He talked of a time when electronics would be everywhere, taking in the analog world and converting that intake into useful data. In those post-911 days, he envisioned remote and even flying security cameras around structures like the Golden Gate Bridge. It was before drones took off and before the phrases "the Internet of Things" and "Internet of Everything" came to everyone’s lips.
It sounded a ways off to me—very much science fiction. Turns out it wasn’t. Qualcomm said last week that IoT is already a billion-dollar business for its silicon. That’s just one company.
It’s here, more or less and with it has come a much-needed conversation about how we design electronics systems in this new world. We are moving from a focus on the system to an understanding of how that system we’re designing fits into the larger world. And most importantly, we’re thinking not just about power and energy at the device level, but up and down the hierarchy of systems design.
This is because the IoT has unique requirements not only to conserve (or even harvest) energy but to be ready at a moment’s notice to act on something.
“Cognitive layering” (see nearby graphic) is probably the best description I’ve come across. Cadence IP Group CTO Chris Rowen has talked at length on the topic. Last fall, at a European event, he said in an interview with EE Times:
“System architects are responding to the demands of the flow of power and how we fit all the parts together, and you will see products coming out in the next few months that reflect this strategy. There is a huge range in the energy to move 64 bits of data. At the lowest scale there’s one transistor, at the other end of the spectrum is the cost in energy for 64 bits of dialogue with a server farm. In between, there’s disk access, register files, applications processors, and what you find is a scale of over 12 orders of magnitude in energy usage.”
As Rowen was describing this shift in design thinking, the IP Group R&D team was putting the finishing touches on a major part of the solution with an eye toward addressing these new design considerations: Tensilica Fusion DSP, announced last month.
Here, Rowen talks about the concept of cognitive layering:
And his colleagues Gerard Andrews and Larry Przywara expand on it in this whitepaper.
Turns out science fiction isn’t so much fiction if you think differently about your design challenges and act.

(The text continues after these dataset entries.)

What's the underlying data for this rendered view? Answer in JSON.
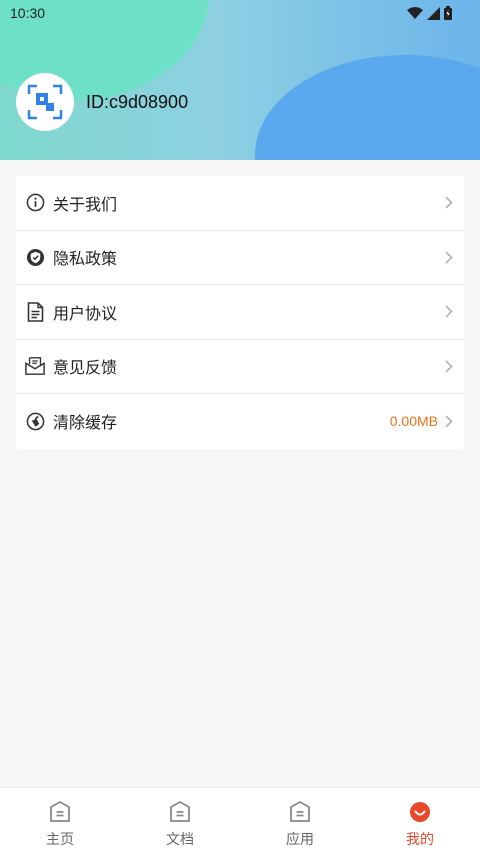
{
  "status_bar": {
    "time": "10:30"
  },
  "profile": {
    "id_text": "ID:c9d08900"
  },
  "menu": [
    {
      "label": "关于我们",
      "icon": "info-icon",
      "value": ""
    },
    {
      "label": "隐私政策",
      "icon": "shield-icon",
      "value": ""
    },
    {
      "label": "用户协议",
      "icon": "document-icon",
      "value": ""
    },
    {
      "label": "意见反馈",
      "icon": "mail-icon",
      "value": ""
    },
    {
      "label": "清除缓存",
      "icon": "broom-icon",
      "value": "0.00MB"
    }
  ],
  "tabs": [
    {
      "label": "主页",
      "icon": "home-icon",
      "active": false
    },
    {
      "label": "文档",
      "icon": "home-icon",
      "active": false
    },
    {
      "label": "应用",
      "icon": "home-icon",
      "active": false
    },
    {
      "label": "我的",
      "icon": "profile-icon",
      "active": true
    }
  ],
  "colors": {
    "accent": "#e8492d",
    "cache_value": "#e8711c"
  }
}
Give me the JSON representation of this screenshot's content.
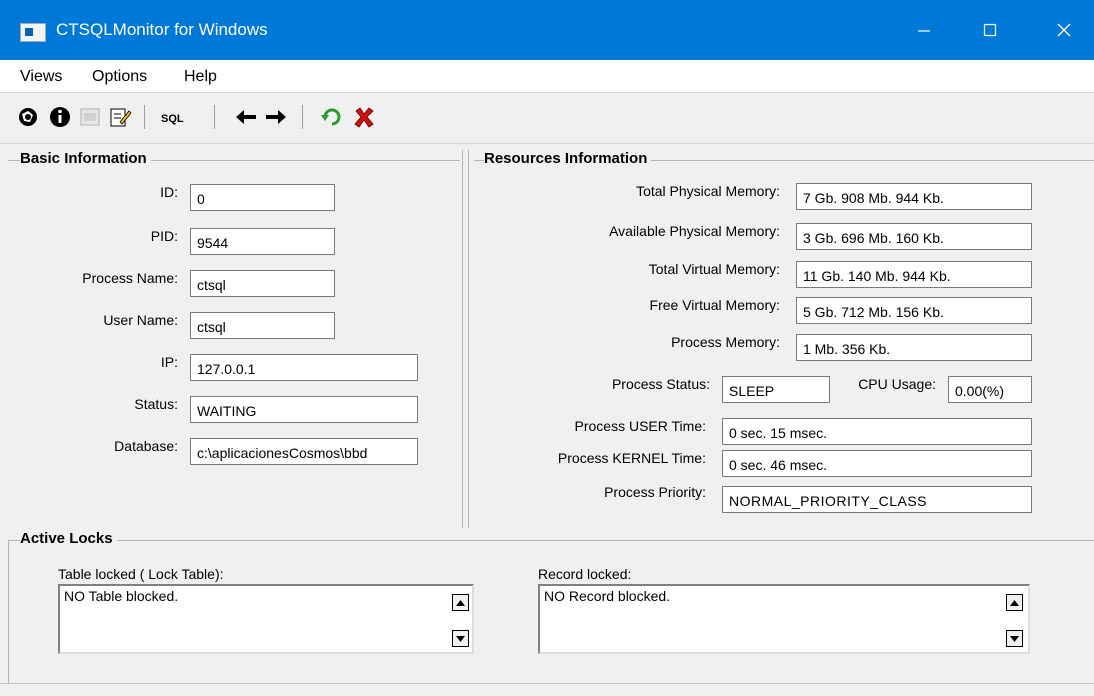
{
  "window": {
    "title": "CTSQLMonitor for Windows"
  },
  "menu": {
    "views": "Views",
    "options": "Options",
    "help": "Help"
  },
  "toolbar": {
    "icons": [
      "connect-icon",
      "info-icon",
      "disabled-icon",
      "edit-icon",
      "sql-icon",
      "back-arrow-icon",
      "forward-arrow-icon",
      "refresh-icon",
      "kill-icon"
    ],
    "sql_label": "SQL"
  },
  "basic": {
    "title": "Basic Information",
    "id_label": "ID:",
    "id_value": "0",
    "pid_label": "PID:",
    "pid_value": "9544",
    "pname_label": "Process Name:",
    "pname_value": "ctsql",
    "user_label": "User Name:",
    "user_value": "ctsql",
    "ip_label": "IP:",
    "ip_value": "127.0.0.1",
    "status_label": "Status:",
    "status_value": "WAITING",
    "db_label": "Database:",
    "db_value": "c:\\aplicacionesCosmos\\bbd"
  },
  "resources": {
    "title": "Resources Information",
    "tpm_label": "Total Physical Memory:",
    "tpm_value": "7 Gb. 908 Mb. 944 Kb.",
    "apm_label": "Available Physical Memory:",
    "apm_value": "3 Gb. 696 Mb. 160 Kb.",
    "tvm_label": "Total Virtual Memory:",
    "tvm_value": "11 Gb. 140 Mb. 944 Kb.",
    "fvm_label": "Free Virtual Memory:",
    "fvm_value": "5 Gb. 712 Mb. 156 Kb.",
    "pm_label": "Process Memory:",
    "pm_value": "1 Mb. 356 Kb.",
    "pstatus_label": "Process Status:",
    "pstatus_value": "SLEEP",
    "cpu_label": "CPU Usage:",
    "cpu_value": "0.00(%)",
    "user_time_label": "Process USER Time:",
    "user_time_value": "0 sec. 15 msec.",
    "kernel_time_label": "Process KERNEL Time:",
    "kernel_time_value": "0 sec. 46 msec.",
    "priority_label": "Process Priority:",
    "priority_value": "NORMAL_PRIORITY_CLASS"
  },
  "locks": {
    "title": "Active Locks",
    "table_label": "Table locked ( Lock Table):",
    "table_text": "NO Table blocked.",
    "record_label": "Record locked:",
    "record_text": "NO Record blocked."
  }
}
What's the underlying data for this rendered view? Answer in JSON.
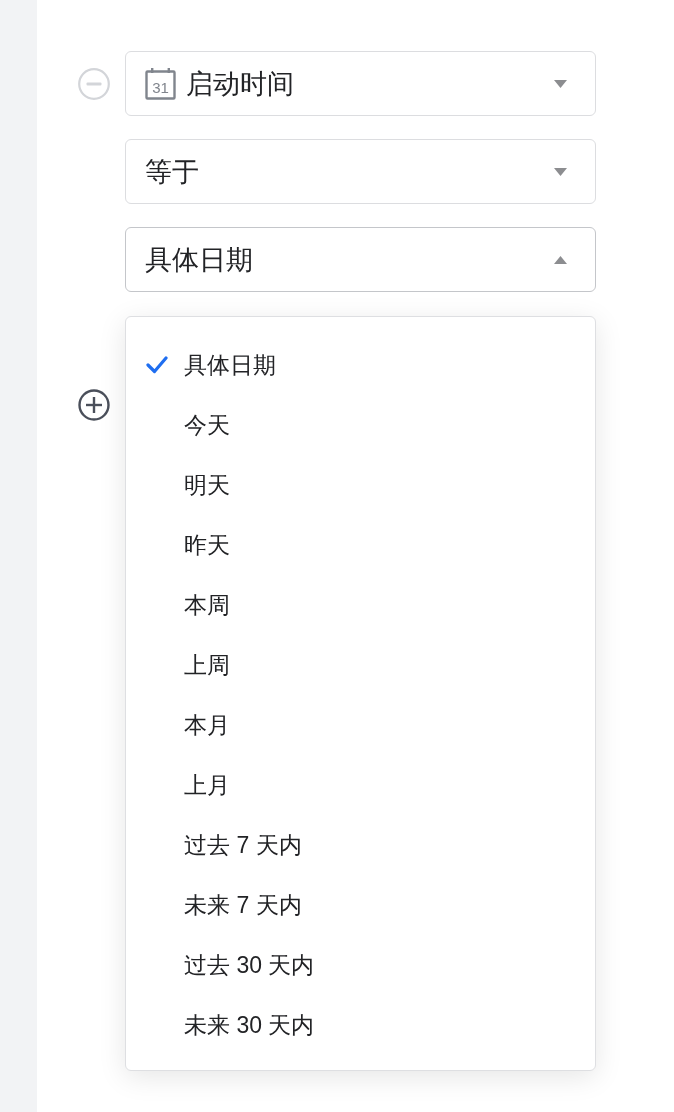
{
  "condition": {
    "field": {
      "value": "启动时间",
      "icon_label": "31",
      "open": false
    },
    "operator": {
      "value": "等于",
      "open": false
    },
    "date_mode": {
      "value": "具体日期",
      "open": true
    }
  },
  "menu": {
    "items": [
      {
        "label": "具体日期",
        "selected": true
      },
      {
        "label": "今天",
        "selected": false
      },
      {
        "label": "明天",
        "selected": false
      },
      {
        "label": "昨天",
        "selected": false
      },
      {
        "label": "本周",
        "selected": false
      },
      {
        "label": "上周",
        "selected": false
      },
      {
        "label": "本月",
        "selected": false
      },
      {
        "label": "上月",
        "selected": false
      },
      {
        "label": "过去 7 天内",
        "selected": false
      },
      {
        "label": "未来 7 天内",
        "selected": false
      },
      {
        "label": "过去 30 天内",
        "selected": false
      },
      {
        "label": "未来 30 天内",
        "selected": false
      }
    ]
  }
}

—CDNLive 2014: Follow the Data to Optimize System Design—Chris Rowen
—CDNLive 2015: Designing 'Always Alert' Devices for the Internet of Things (IoT)